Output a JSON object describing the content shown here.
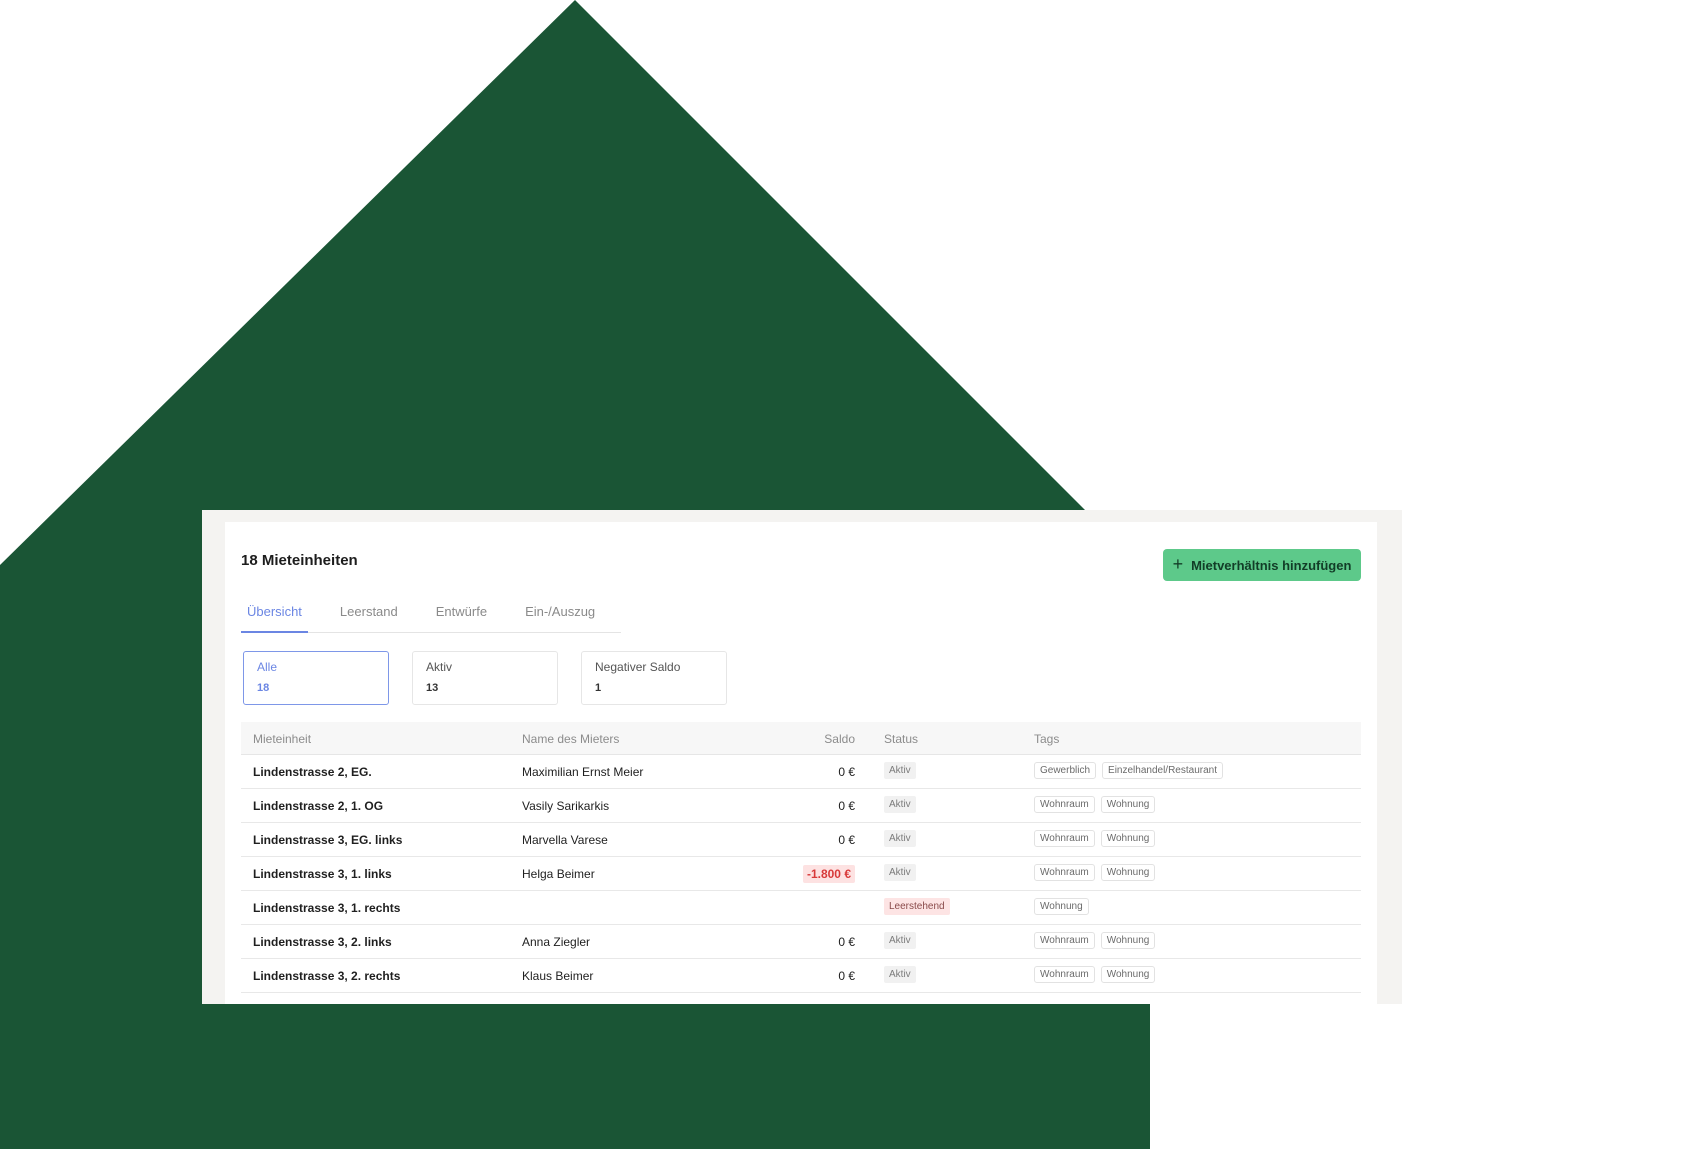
{
  "colors": {
    "background_shape": "#1a5535",
    "accent": "#6b86e3",
    "primary_button": "#5dc98a",
    "negative": "#d83a3a"
  },
  "header": {
    "title": "18 Mieteinheiten",
    "add_button_label": "Mietverhältnis hinzufügen",
    "add_button_icon": "plus-icon"
  },
  "tabs": [
    {
      "label": "Übersicht",
      "active": true
    },
    {
      "label": "Leerstand",
      "active": false
    },
    {
      "label": "Entwürfe",
      "active": false
    },
    {
      "label": "Ein-/Auszug",
      "active": false
    }
  ],
  "filters": [
    {
      "label": "Alle",
      "count": "18",
      "selected": true
    },
    {
      "label": "Aktiv",
      "count": "13",
      "selected": false
    },
    {
      "label": "Negativer Saldo",
      "count": "1",
      "selected": false
    }
  ],
  "table": {
    "columns": {
      "unit": "Mieteinheit",
      "tenant": "Name des Mieters",
      "saldo": "Saldo",
      "status": "Status",
      "tags": "Tags"
    },
    "rows": [
      {
        "unit": "Lindenstrasse 2, EG.",
        "tenant": "Maximilian Ernst Meier",
        "saldo": "0  €",
        "status": "Aktiv",
        "tag1": "Gewerblich",
        "tag2": "Einzelhandel/Restaurant"
      },
      {
        "unit": "Lindenstrasse 2, 1. OG",
        "tenant": "Vasily Sarikarkis",
        "saldo": "0  €",
        "status": "Aktiv",
        "tag1": "Wohnraum",
        "tag2": "Wohnung"
      },
      {
        "unit": "Lindenstrasse 3, EG. links",
        "tenant": "Marvella Varese",
        "saldo": "0  €",
        "status": "Aktiv",
        "tag1": "Wohnraum",
        "tag2": "Wohnung"
      },
      {
        "unit": "Lindenstrasse 3, 1. links",
        "tenant": "Helga Beimer",
        "saldo": "-1.800  €",
        "status": "Aktiv",
        "tag1": "Wohnraum",
        "tag2": "Wohnung"
      },
      {
        "unit": "Lindenstrasse 3, 1. rechts",
        "tenant": "",
        "saldo": "",
        "status": "Leerstehend",
        "tag1": "Wohnung",
        "tag2": ""
      },
      {
        "unit": "Lindenstrasse 3, 2. links",
        "tenant": "Anna Ziegler",
        "saldo": "0  €",
        "status": "Aktiv",
        "tag1": "Wohnraum",
        "tag2": "Wohnung"
      },
      {
        "unit": "Lindenstrasse 3, 2. rechts",
        "tenant": "Klaus Beimer",
        "saldo": "0  €",
        "status": "Aktiv",
        "tag1": "Wohnraum",
        "tag2": "Wohnung"
      }
    ]
  }
}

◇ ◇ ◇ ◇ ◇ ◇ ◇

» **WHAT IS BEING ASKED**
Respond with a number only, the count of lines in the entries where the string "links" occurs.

» **FINISHED EXERCISE**
3